Instructions for the task = Every entry below should be written out exactly, and no image should appear.

:: Input for this task ::

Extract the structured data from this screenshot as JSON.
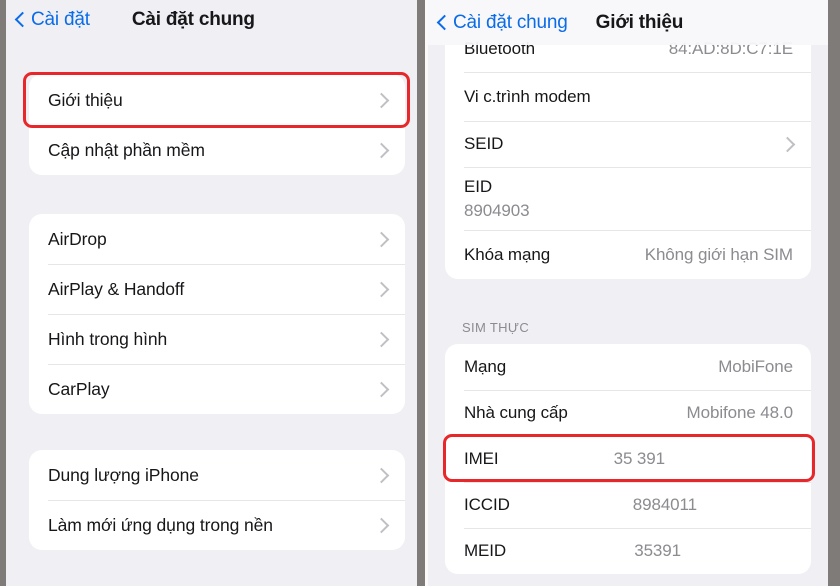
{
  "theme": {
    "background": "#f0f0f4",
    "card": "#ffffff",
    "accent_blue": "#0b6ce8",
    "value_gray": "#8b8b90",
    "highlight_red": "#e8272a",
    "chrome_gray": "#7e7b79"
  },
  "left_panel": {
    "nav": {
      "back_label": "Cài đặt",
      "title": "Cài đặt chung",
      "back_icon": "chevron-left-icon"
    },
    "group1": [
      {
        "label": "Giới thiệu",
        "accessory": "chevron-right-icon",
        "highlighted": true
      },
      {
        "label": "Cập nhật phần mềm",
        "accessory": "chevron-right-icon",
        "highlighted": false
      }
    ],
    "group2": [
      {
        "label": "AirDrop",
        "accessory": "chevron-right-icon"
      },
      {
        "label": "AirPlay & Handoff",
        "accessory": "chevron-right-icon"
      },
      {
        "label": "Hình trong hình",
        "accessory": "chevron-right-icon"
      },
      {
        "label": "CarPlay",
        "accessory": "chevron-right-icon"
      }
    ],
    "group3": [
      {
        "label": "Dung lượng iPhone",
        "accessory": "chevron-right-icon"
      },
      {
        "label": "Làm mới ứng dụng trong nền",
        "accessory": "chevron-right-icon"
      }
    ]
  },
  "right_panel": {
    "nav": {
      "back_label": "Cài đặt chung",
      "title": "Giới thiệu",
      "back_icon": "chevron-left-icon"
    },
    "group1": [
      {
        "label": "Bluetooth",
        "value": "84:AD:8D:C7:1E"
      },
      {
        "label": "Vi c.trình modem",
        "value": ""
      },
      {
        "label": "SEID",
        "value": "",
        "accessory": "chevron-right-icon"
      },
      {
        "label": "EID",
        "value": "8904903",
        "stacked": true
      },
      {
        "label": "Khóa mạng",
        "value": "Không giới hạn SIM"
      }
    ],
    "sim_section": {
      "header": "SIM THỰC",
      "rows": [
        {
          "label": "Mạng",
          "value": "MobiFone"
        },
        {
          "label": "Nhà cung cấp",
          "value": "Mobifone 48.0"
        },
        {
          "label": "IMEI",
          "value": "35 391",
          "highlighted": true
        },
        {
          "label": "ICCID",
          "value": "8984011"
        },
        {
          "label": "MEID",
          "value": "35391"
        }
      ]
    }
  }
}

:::

Solution below =
Extract the structured data from this screenshot as JSON.
{
  "theme": {
    "background": "#f0f0f4",
    "card": "#ffffff",
    "accent_blue": "#0b6ce8",
    "value_gray": "#8b8b90",
    "highlight_red": "#e8272a",
    "chrome_gray": "#7e7b79"
  },
  "left_panel": {
    "nav": {
      "back_label": "Cài đặt",
      "title": "Cài đặt chung",
      "back_icon": "chevron-left-icon"
    },
    "group1": [
      {
        "label": "Giới thiệu",
        "accessory": "chevron-right-icon",
        "highlighted": true
      },
      {
        "label": "Cập nhật phần mềm",
        "accessory": "chevron-right-icon",
        "highlighted": false
      }
    ],
    "group2": [
      {
        "label": "AirDrop",
        "accessory": "chevron-right-icon"
      },
      {
        "label": "AirPlay & Handoff",
        "accessory": "chevron-right-icon"
      },
      {
        "label": "Hình trong hình",
        "accessory": "chevron-right-icon"
      },
      {
        "label": "CarPlay",
        "accessory": "chevron-right-icon"
      }
    ],
    "group3": [
      {
        "label": "Dung lượng iPhone",
        "accessory": "chevron-right-icon"
      },
      {
        "label": "Làm mới ứng dụng trong nền",
        "accessory": "chevron-right-icon"
      }
    ]
  },
  "right_panel": {
    "nav": {
      "back_label": "Cài đặt chung",
      "title": "Giới thiệu",
      "back_icon": "chevron-left-icon"
    },
    "group1": [
      {
        "label": "Bluetooth",
        "value": "84:AD:8D:C7:1E"
      },
      {
        "label": "Vi c.trình modem",
        "value": ""
      },
      {
        "label": "SEID",
        "value": "",
        "accessory": "chevron-right-icon"
      },
      {
        "label": "EID",
        "value": "8904903",
        "stacked": true
      },
      {
        "label": "Khóa mạng",
        "value": "Không giới hạn SIM"
      }
    ],
    "sim_section": {
      "header": "SIM THỰC",
      "rows": [
        {
          "label": "Mạng",
          "value": "MobiFone"
        },
        {
          "label": "Nhà cung cấp",
          "value": "Mobifone 48.0"
        },
        {
          "label": "IMEI",
          "value": "35 391",
          "highlighted": true
        },
        {
          "label": "ICCID",
          "value": "8984011"
        },
        {
          "label": "MEID",
          "value": "35391"
        }
      ]
    }
  }
}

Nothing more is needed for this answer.